Setting aside the murder, The Color of Lies is largely a story about ennui and infidelity. René Sterne (Jacques Gamblin) is a frustrated artist whose career was thwarted by a bombing that left him with a permanent limp and a semi-permanent creative block. For years, he has been unable to paint anything but uncommercial landscapes, so he gives art lessons to youngsters on the side. His wife, Vivianne (Sandrine Bonnaire), is a physical therapist whose boredom and frustration causes her to accept the romantic advances of a self-centered celebrity writer named Germain-Roland Desmot (Antoine De Caunes).
When the news of his pupil's death gets around town, René becomes a marked man. Parents begin cancelling art lessons, and the new female Chief Inspector Lesage (Valeria Bruni Tedeschi) begins eyeing the artist very closely. Chabrol is careful never to tip our sympathies too far in any one direction; even though we feel bad for René due to the scrutiny he is suddenly under, we are never allowed the certainty of knowing that he didn't do anything. Chabrol also subtly drops suspicious details about pretty much all the characters with speaking roles -- Desmot just arrived in town the day before the murder (and hey, if he's enough of a creep to steal Vivianne from her husband...), Vivianne has the physical strength to do the crime and might have been jealous of the attention René was giving to his pupil, etc. -- which creates a mounting sense of unease and curiosity as each new scene develops.
By slowly uncovering the numerous connections between a dozen or so characters within the film's small coastal town, Chabrol and his co-writer Odile Barski string a web that gradually closes in on the killer and simultaneously puts subtle stress on the film's central love triangle. Chabrol clearly enjoys the scenes with Tedeschi's alternately reserved and skittish Chief Inspector talking to witnesses and following up on leads, but the outcome of the murder mystery is almost incidental to the emotional turmoil to which René is subjected -- and how that strain potentially factors into another mysterious crime late in the film.

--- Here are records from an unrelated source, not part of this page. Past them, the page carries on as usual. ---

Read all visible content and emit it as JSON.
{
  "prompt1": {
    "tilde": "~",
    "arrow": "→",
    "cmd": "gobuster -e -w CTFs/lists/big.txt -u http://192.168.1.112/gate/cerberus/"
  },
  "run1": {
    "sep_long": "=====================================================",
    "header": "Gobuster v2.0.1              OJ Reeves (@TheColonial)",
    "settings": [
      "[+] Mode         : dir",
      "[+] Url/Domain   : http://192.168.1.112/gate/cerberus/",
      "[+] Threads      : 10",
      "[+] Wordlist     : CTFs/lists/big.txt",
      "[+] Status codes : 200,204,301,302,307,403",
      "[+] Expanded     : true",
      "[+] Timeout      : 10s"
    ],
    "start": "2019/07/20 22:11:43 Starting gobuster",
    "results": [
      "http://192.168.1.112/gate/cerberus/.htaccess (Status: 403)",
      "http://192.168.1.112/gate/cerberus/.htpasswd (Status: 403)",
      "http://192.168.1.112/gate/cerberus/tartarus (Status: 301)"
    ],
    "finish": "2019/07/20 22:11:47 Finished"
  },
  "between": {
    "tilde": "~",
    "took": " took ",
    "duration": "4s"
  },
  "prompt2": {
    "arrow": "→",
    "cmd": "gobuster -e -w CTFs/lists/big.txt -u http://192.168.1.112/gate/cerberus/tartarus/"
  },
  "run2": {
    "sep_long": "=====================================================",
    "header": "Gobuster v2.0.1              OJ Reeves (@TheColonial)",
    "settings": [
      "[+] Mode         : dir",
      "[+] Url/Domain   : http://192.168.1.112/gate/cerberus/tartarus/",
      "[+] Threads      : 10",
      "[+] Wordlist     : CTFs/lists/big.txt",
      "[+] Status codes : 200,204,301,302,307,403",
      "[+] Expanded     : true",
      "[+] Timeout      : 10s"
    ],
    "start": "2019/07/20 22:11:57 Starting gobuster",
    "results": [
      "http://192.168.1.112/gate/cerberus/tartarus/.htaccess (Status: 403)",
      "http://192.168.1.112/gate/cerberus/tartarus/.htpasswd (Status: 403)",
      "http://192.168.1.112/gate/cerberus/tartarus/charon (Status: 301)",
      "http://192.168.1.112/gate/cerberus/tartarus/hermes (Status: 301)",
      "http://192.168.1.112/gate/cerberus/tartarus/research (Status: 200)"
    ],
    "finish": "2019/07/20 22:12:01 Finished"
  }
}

Chabrol has long been thought of as the French New Wave's answer to Hitchcock, but his style in The Color of Lies feels far less blatantly manipulative and less self-conscious than old whatshisname. His precise shot selection and seamless editing betray a masterful grasp of the form, but without drawing a lot of blatant attention to what he is doing. Chabrol's work here is so subtle that one might have to stand back and realize that what begins as a somewhat dull drama about bourgeois problems and small-town mores finishes as a totally surprising, engrossing thriller.